Council ports and harbours executive manager John Smith said the local authority was in talks with those using the Toft pier to ensure more dues are paid.
“With a lot of these small piers, you’re depending on self-declaration by the users because there’s no harbour staff there,” he said. “We’re having that dialogue with the industry – they understand that if there’s no income it’s much more difficult to invest. We’re looking at alternative ways of collecting dues as well.”
He said Highland Council, for example, collected quite a lot of dues from buyers rather than sellers of seafood.
Smith said: “You are to some extent relying on harbour users, but we’re in discussions as to how that can be made most straightforward to them with a view to a reasonable return for the facilities provided.”
It had been suggested the council could wait until there was clarity on how Crown Estate revenue from the seabed around Shetland is to be devolved before pressing ahead with the project.
Cooper said it could be 18 months before construction of the pier begins, and “if at that point of building we can finance it cheaper by other means, we should do so”.
Smith said other funding sources would be examined but the “backstop would be from council resources”.
“The main users would be expected to be the creels and scallops,” he continued. “Yell Sound is quite an important fishing area for them. Part of what we would do is working up the details, to speak to them and also the aquaculture industry to see what facilities might be useful to them.

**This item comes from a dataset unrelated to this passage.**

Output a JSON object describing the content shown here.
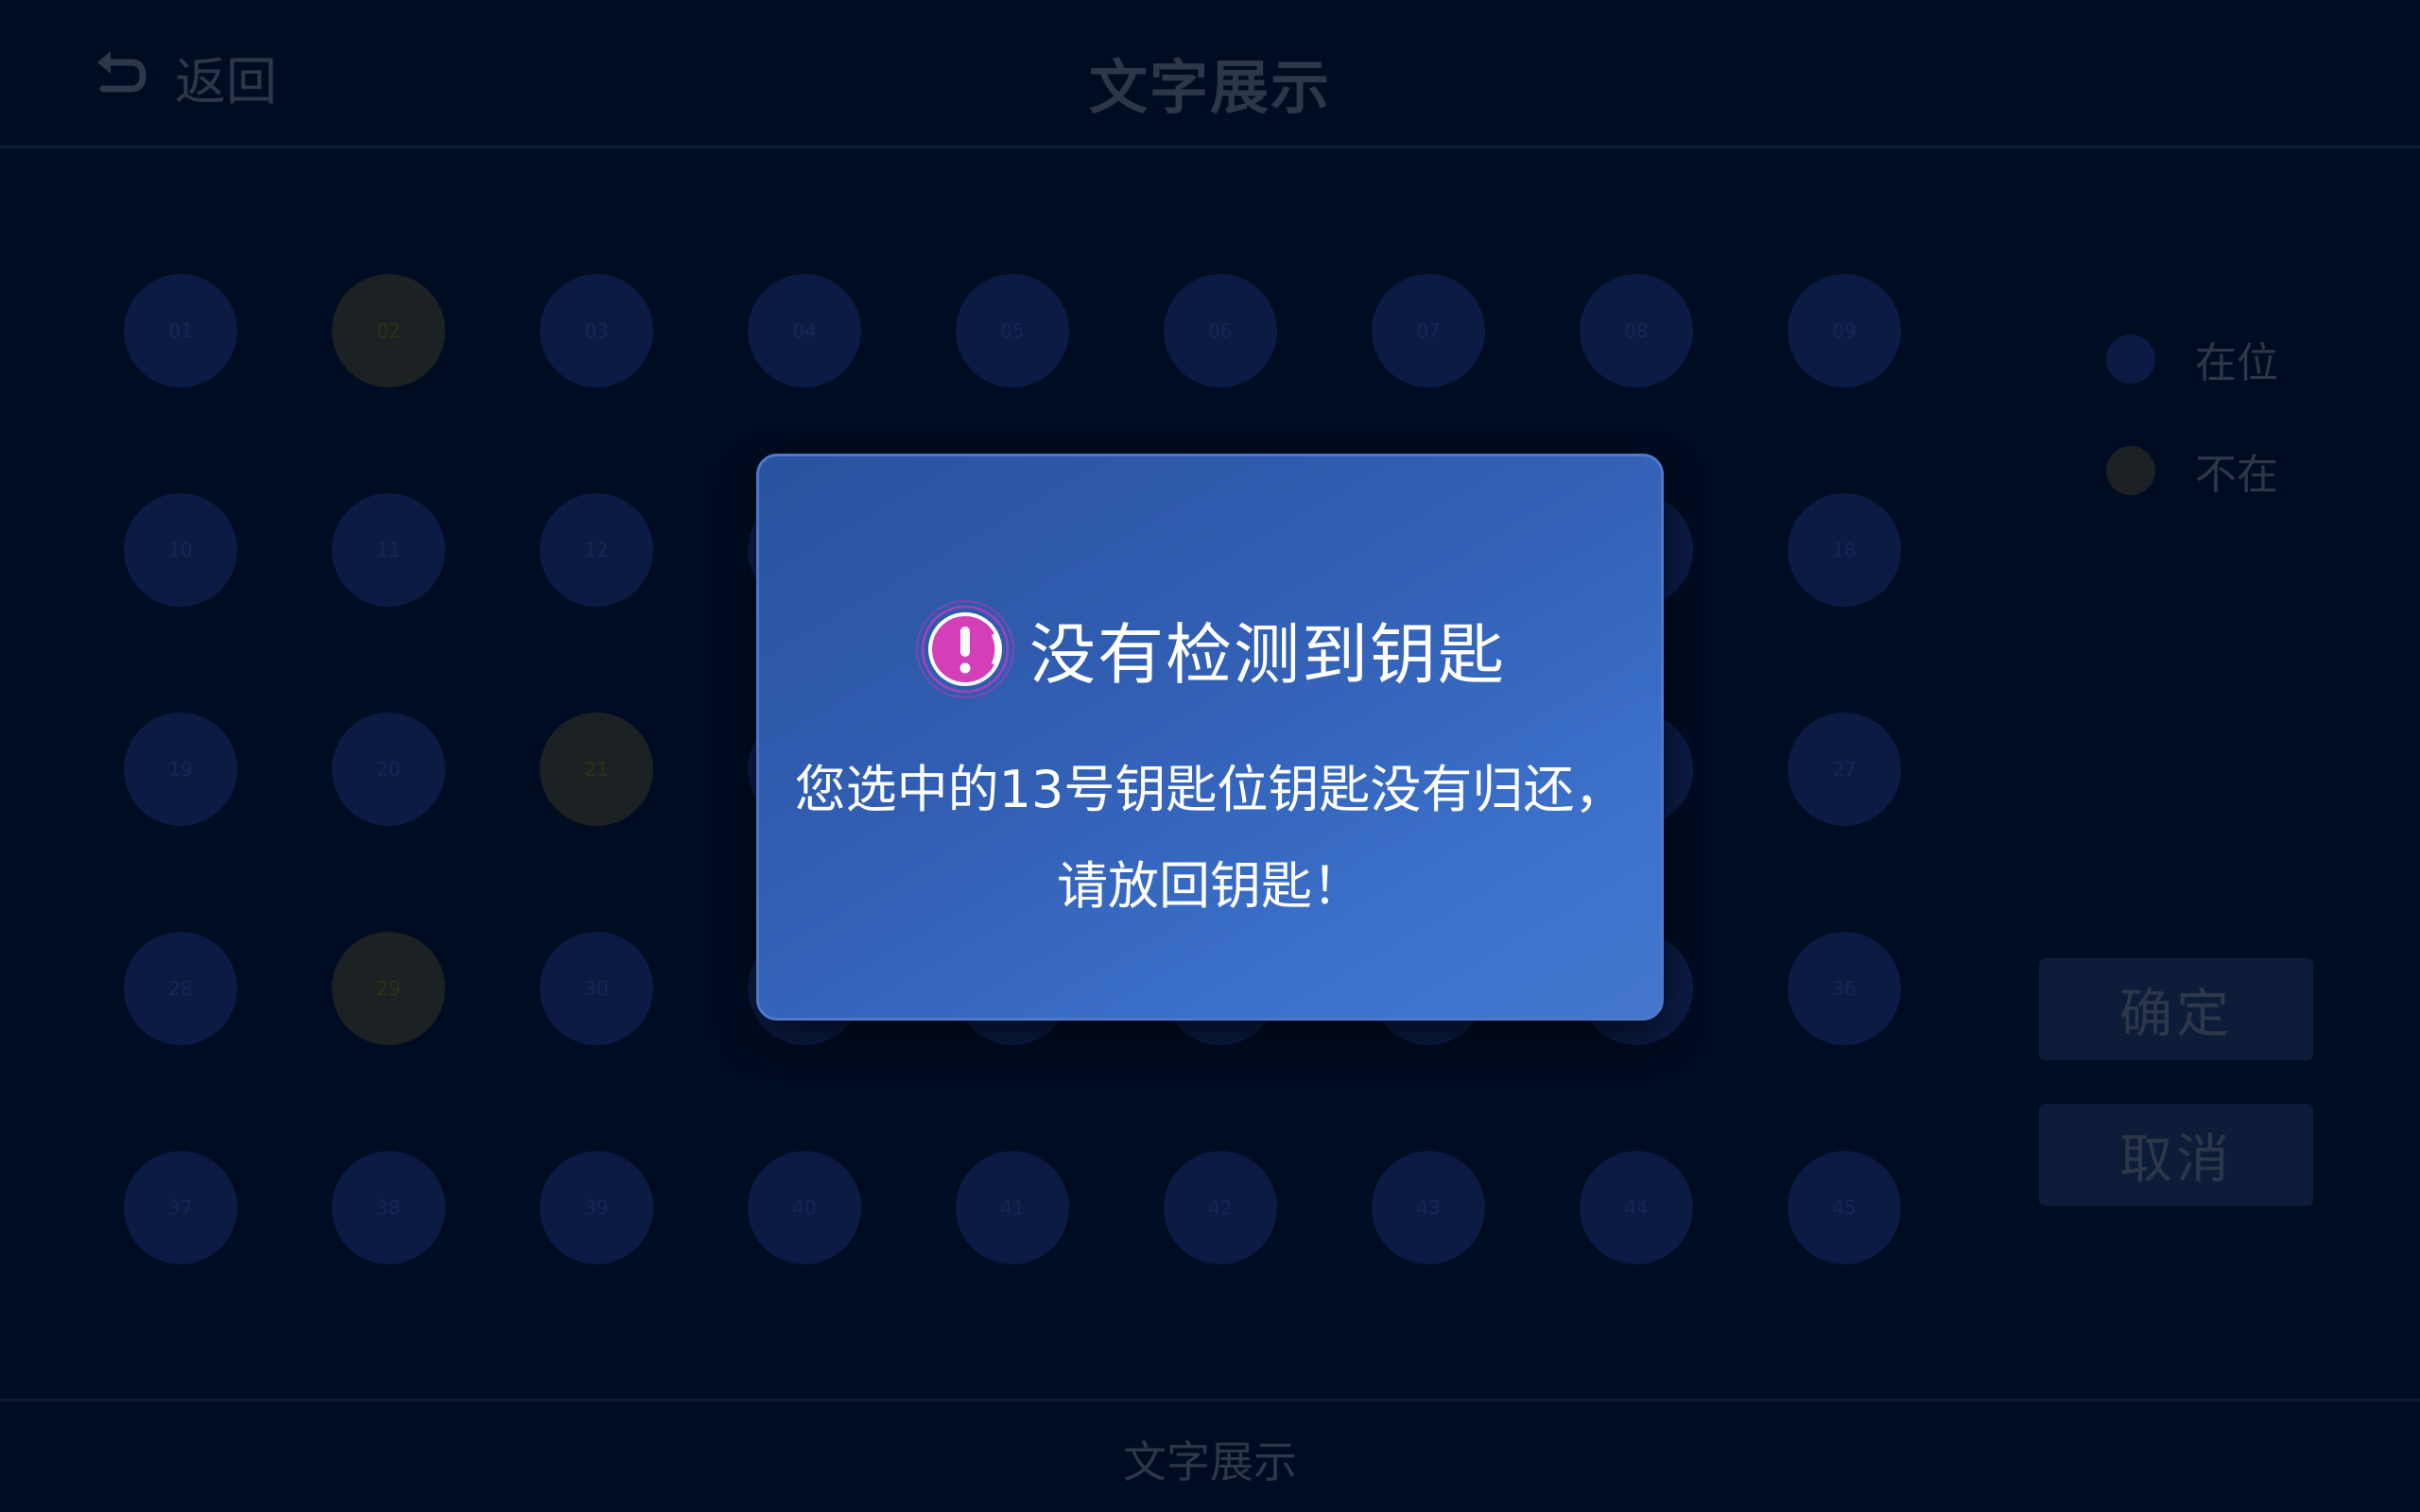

“They have a number of peerie piers, but not much between Cullivoe and Lerwick in the bigger pier sense. It’ll take a bit of time both to have those conversations and work through consents, detailed designs, funding package, and get into tendering.”